“In his most recent stretch, he’s been able to get on top of some fastballs that have been at the top of the strike zone or above for some power obviously,” Farrell said. “But I think the way he’s gone about it given the physical condition he’s in, is a strong message to the remainder of this team.”

Tuesday is June 27. From May 27 on, Ramirez is hitting .202 with a .216 on-base percentage and .369 slugging percentage. 

In the final three months of the 2016 season, Ramirez hit .300 with a .379 OBP and .608 slugging percentage. That’s from the start of July through the end of the regular season. 

The potential for such a second-half surge is hard to ignore. The Sox need to figure out if Ramirez is healthy enough to give it to them, and if not, be willing to give someone else an extended look — be it with Ramirez on the bench or the DL.

Farrell suspended one game for last week's run-in with umpire

Farrell suspended one game for last week's run-in with umpire

BOSTON -- Red Sox manager John Farrell has been suspended one game because of Saturday night's scream-fest with umpire Bill Miller, when Farrell objected to a balk call made on Fernando Abad that led to an Angels run in the seventh inning.

Farrell is to serve the suspension on Tuesday night. He has also been fined.

Farrell and the umpire couldn't have been much closer to each other's face, and some contact was made.

"There was contact made, yes. I didn't bump him though," Farrell said a day later. "The tip of my finger touched his shirt."

Miller has ejected Farrell three times, more than any other umpire.
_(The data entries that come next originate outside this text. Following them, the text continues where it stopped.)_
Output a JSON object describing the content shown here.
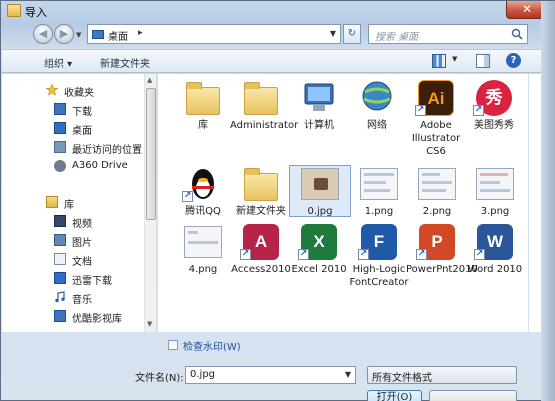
{
  "window": {
    "title": "导入",
    "close_glyph": "✕"
  },
  "nav": {
    "back_glyph": "◀",
    "forward_glyph": "▶",
    "address": "桌面",
    "address_sep": "▸",
    "refresh_glyph": "↻",
    "search_placeholder": "搜索 桌面"
  },
  "toolbar": {
    "organize_label": "组织 ▾",
    "new_folder_label": "新建文件夹",
    "help_glyph": "?"
  },
  "sidebar": {
    "favorites_label": "收藏夹",
    "favorites": [
      {
        "label": "下载",
        "icon": "download-icon"
      },
      {
        "label": "桌面",
        "icon": "desktop-icon"
      },
      {
        "label": "最近访问的位置",
        "icon": "recent-places-icon"
      },
      {
        "label": "A360 Drive",
        "icon": "cloud-drive-icon"
      }
    ],
    "libraries_label": "库",
    "libraries": [
      {
        "label": "视频",
        "icon": "video-icon"
      },
      {
        "label": "图片",
        "icon": "picture-icon"
      },
      {
        "label": "文档",
        "icon": "document-icon"
      },
      {
        "label": "迅雷下载",
        "icon": "thunder-download-icon"
      },
      {
        "label": "音乐",
        "icon": "music-icon"
      },
      {
        "label": "优酷影视库",
        "icon": "youku-icon"
      }
    ]
  },
  "files": [
    {
      "name": "库",
      "kind": "library"
    },
    {
      "name": "Administrator",
      "kind": "user"
    },
    {
      "name": "计算机",
      "kind": "computer"
    },
    {
      "name": "网络",
      "kind": "network"
    },
    {
      "name": "Adobe Illustrator CS6",
      "kind": "ai",
      "tile_text": "Ai"
    },
    {
      "name": "美图秀秀",
      "kind": "meitu",
      "tile_text": "秀"
    },
    {
      "name": "腾讯QQ",
      "kind": "qq"
    },
    {
      "name": "新建文件夹",
      "kind": "folder"
    },
    {
      "name": "0.jpg",
      "kind": "jpg"
    },
    {
      "name": "1.png",
      "kind": "png"
    },
    {
      "name": "2.png",
      "kind": "png"
    },
    {
      "name": "3.png",
      "kind": "png"
    },
    {
      "name": "4.png",
      "kind": "png"
    },
    {
      "name": "Access2010",
      "kind": "access",
      "tile_text": "A"
    },
    {
      "name": "Excel 2010",
      "kind": "excel",
      "tile_text": "X"
    },
    {
      "name": "High-Logic FontCreator",
      "kind": "fontcreator",
      "tile_text": "F"
    },
    {
      "name": "PowerPnt2010",
      "kind": "powerpoint",
      "tile_text": "P"
    },
    {
      "name": "Word 2010",
      "kind": "word",
      "tile_text": "W"
    }
  ],
  "bottom": {
    "watermark_label": "检查水印(W)",
    "filename_label": "文件名(N):",
    "filename_value": "0.jpg",
    "filetype_value": "所有文件格式",
    "open_label": "打开(O)"
  },
  "colors": {
    "ai_tile": "#3b1f08",
    "ai_text": "#f59a1c",
    "meitu_tile": "#d9233f",
    "access_tile": "#b7244a",
    "excel_tile": "#1f7a3e",
    "font_tile": "#1f5aa8",
    "ppt_tile": "#d24726",
    "word_tile": "#2b579a",
    "selection": "#dde9f7"
  }
}
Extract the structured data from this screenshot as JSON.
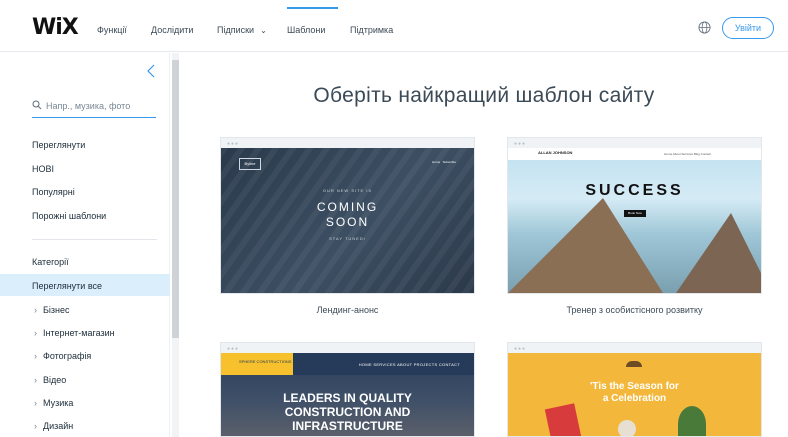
{
  "header": {
    "logo": "WiX",
    "nav": [
      {
        "label": "Функції"
      },
      {
        "label": "Дослідити"
      },
      {
        "label": "Підписки"
      },
      {
        "label": "Шаблони"
      },
      {
        "label": "Підтримка"
      }
    ],
    "active_nav": "Шаблони",
    "login_label": "Увійти"
  },
  "sidebar": {
    "search_placeholder": "Напр., музика, фото",
    "browse": [
      "Переглянути",
      "НОВІ",
      "Популярні",
      "Порожні шаблони"
    ],
    "categories_heading": "Категорії",
    "selected": "Переглянути все",
    "categories": [
      "Бізнес",
      "Інтернет-магазин",
      "Фотографія",
      "Відео",
      "Музика",
      "Дизайн"
    ]
  },
  "main": {
    "title": "Оберіть найкращий шаблон сайту",
    "cards": [
      {
        "name": "Лендинг-анонс",
        "thumb": {
          "small_top": "OUR NEW SITE IS",
          "line1": "COMING",
          "line2": "SOON",
          "small_bottom": "STAY TUNED!"
        }
      },
      {
        "name": "Тренер з особистісного розвитку",
        "thumb": {
          "headline": "SUCCESS"
        }
      },
      {
        "name": "",
        "thumb": {
          "brand": "SPHERE CONSTRUCTIONS",
          "nav": "HOME   SERVICES   ABOUT   PROJECTS   CONTACT",
          "line1": "LEADERS IN QUALITY",
          "line2": "CONSTRUCTION AND",
          "line3": "INFRASTRUCTURE"
        }
      },
      {
        "name": "",
        "thumb": {
          "line1": "'Tis the Season for",
          "line2": "a Celebration"
        }
      }
    ]
  },
  "colors": {
    "accent": "#3899ec",
    "selected_bg": "#dbeefc",
    "heading": "#3b4a57"
  }
}
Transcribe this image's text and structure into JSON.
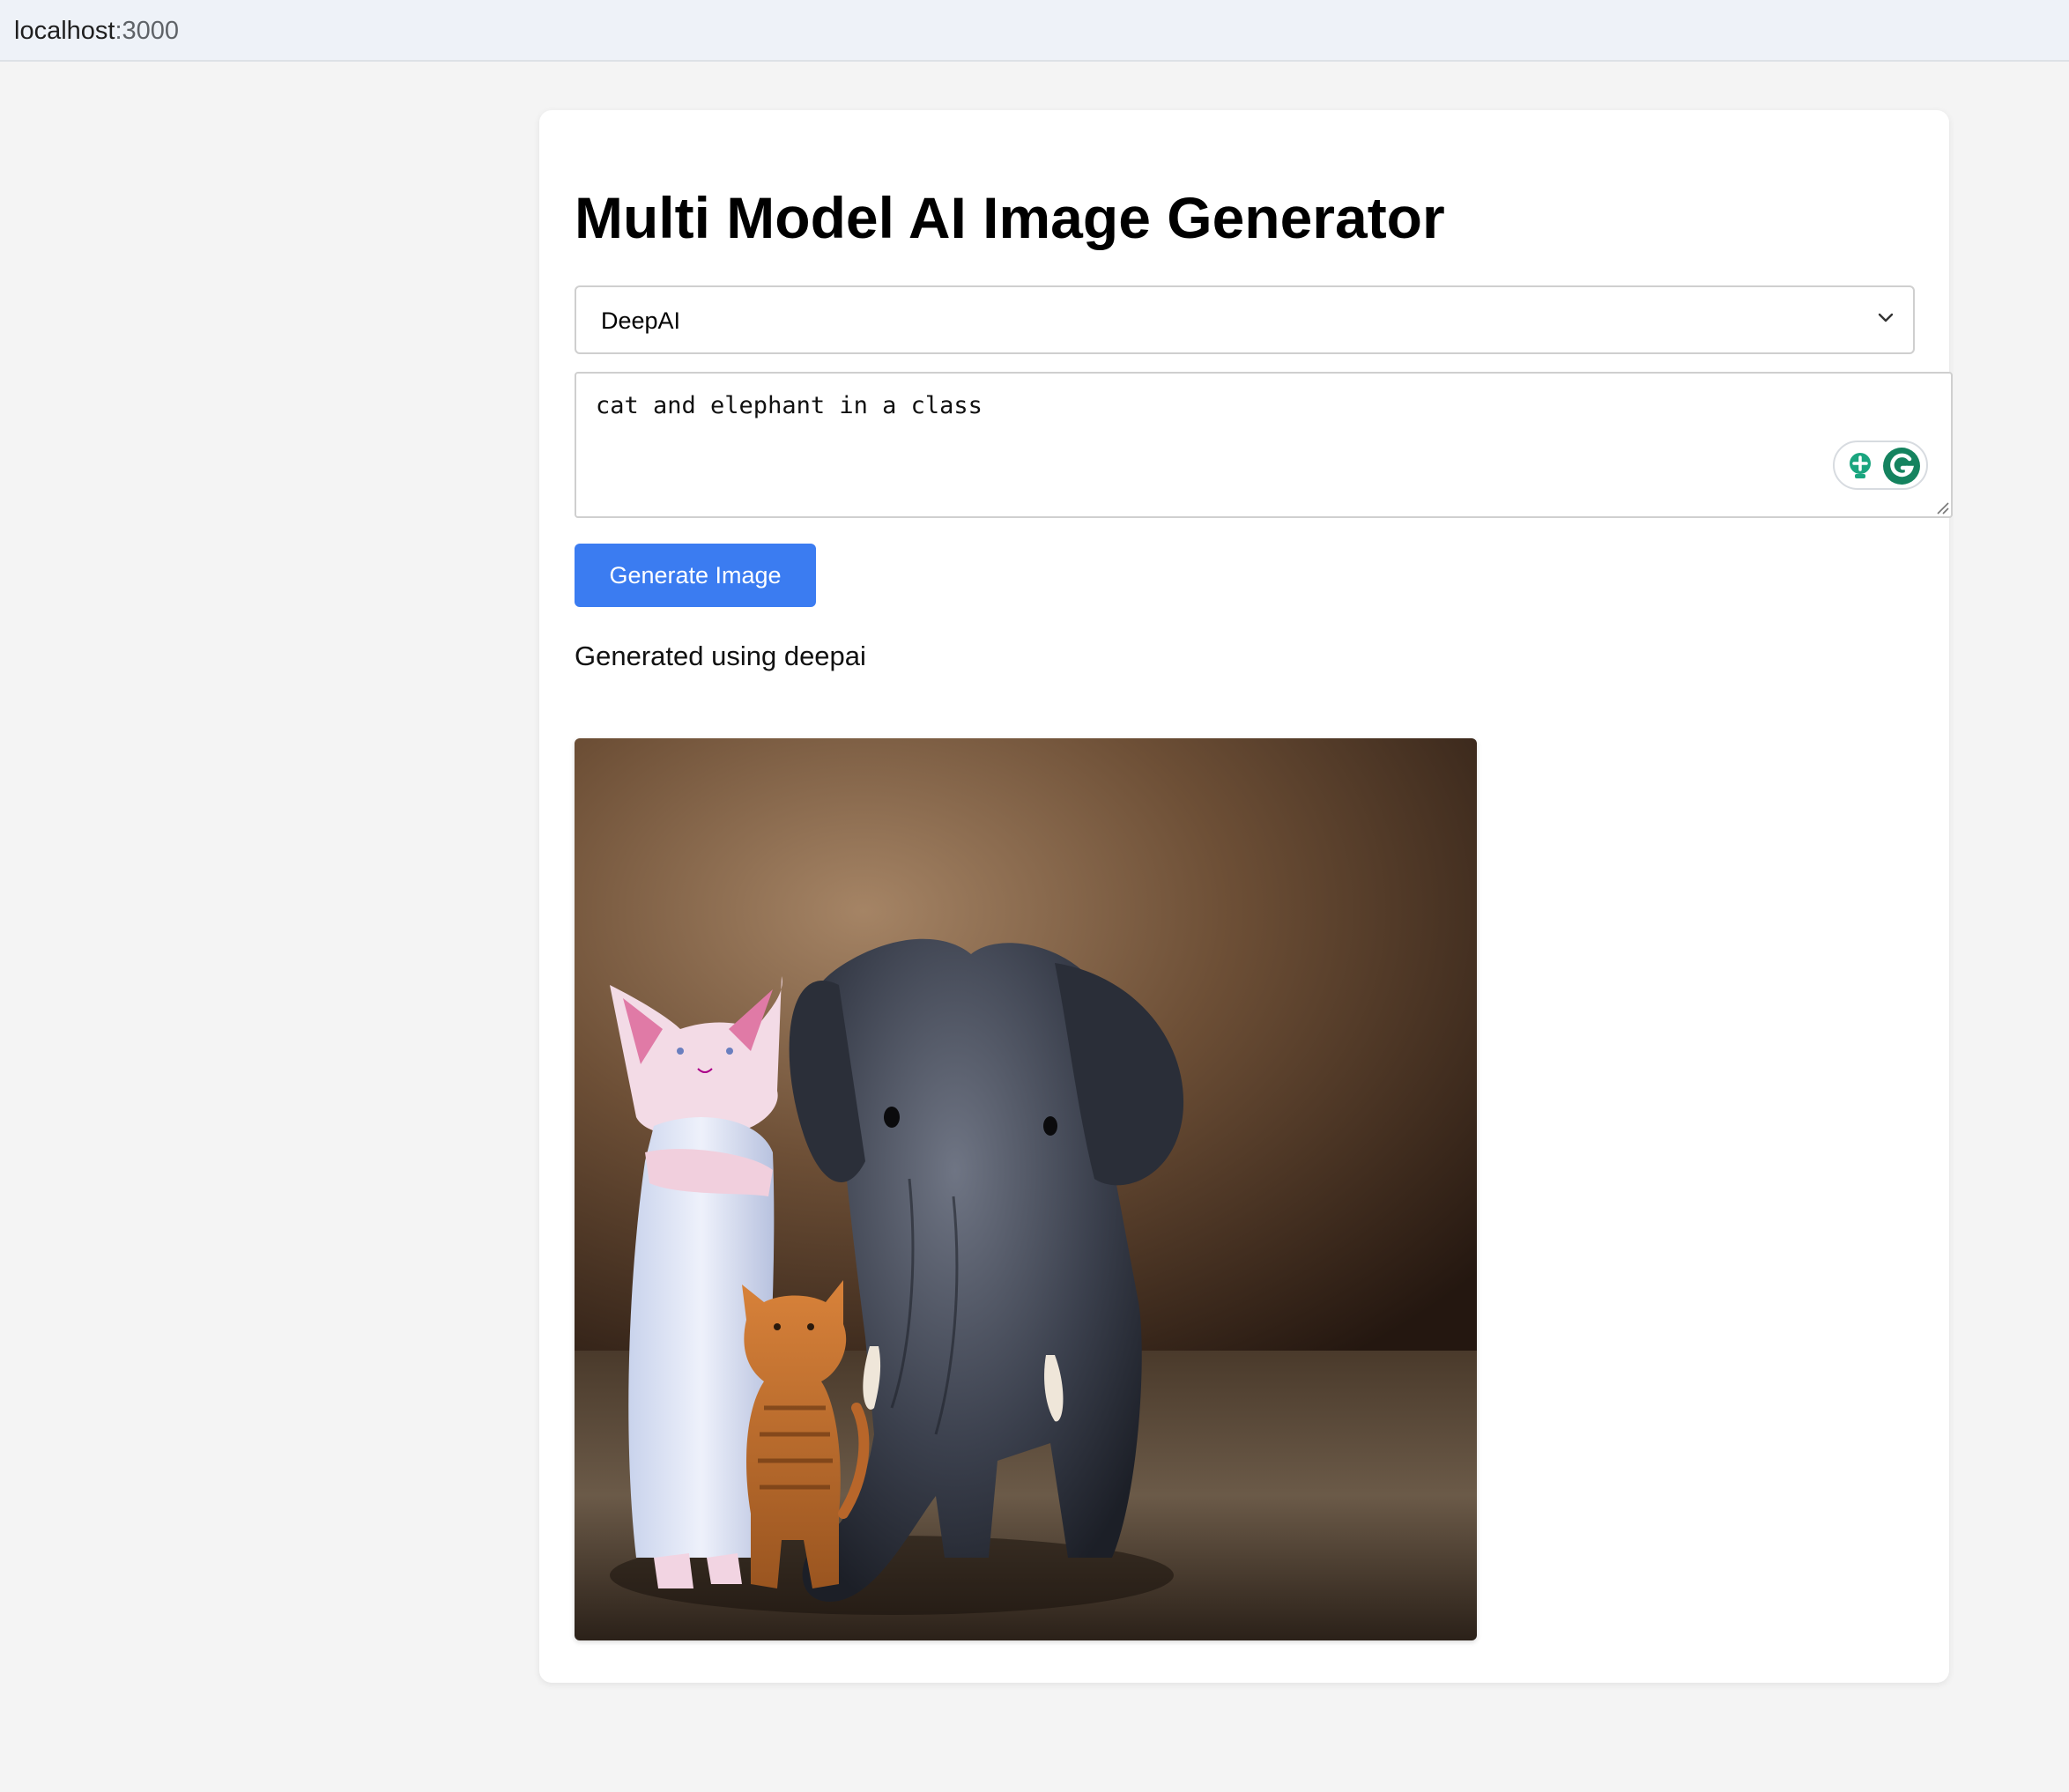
{
  "browser": {
    "url_host": "localhost",
    "url_port": ":3000"
  },
  "app": {
    "title": "Multi Model AI Image Generator",
    "model_select": {
      "selected": "DeepAI"
    },
    "prompt": {
      "value": "cat and elephant in a class"
    },
    "generate_button_label": "Generate Image",
    "result_caption": "Generated using deepai",
    "result_image": {
      "description_icon": "generated-image-cat-and-elephant"
    }
  },
  "colors": {
    "accent": "#3b7cf1",
    "page_bg": "#f4f4f4",
    "card_bg": "#ffffff",
    "grammarly_green": "#15a37e"
  }
}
"No, honestly I didn't even know that, someone's brought to my attention that it's been the third time," Farrell said Sunday when asked if that history played in. "I don't have a tote board of who's done what and how many times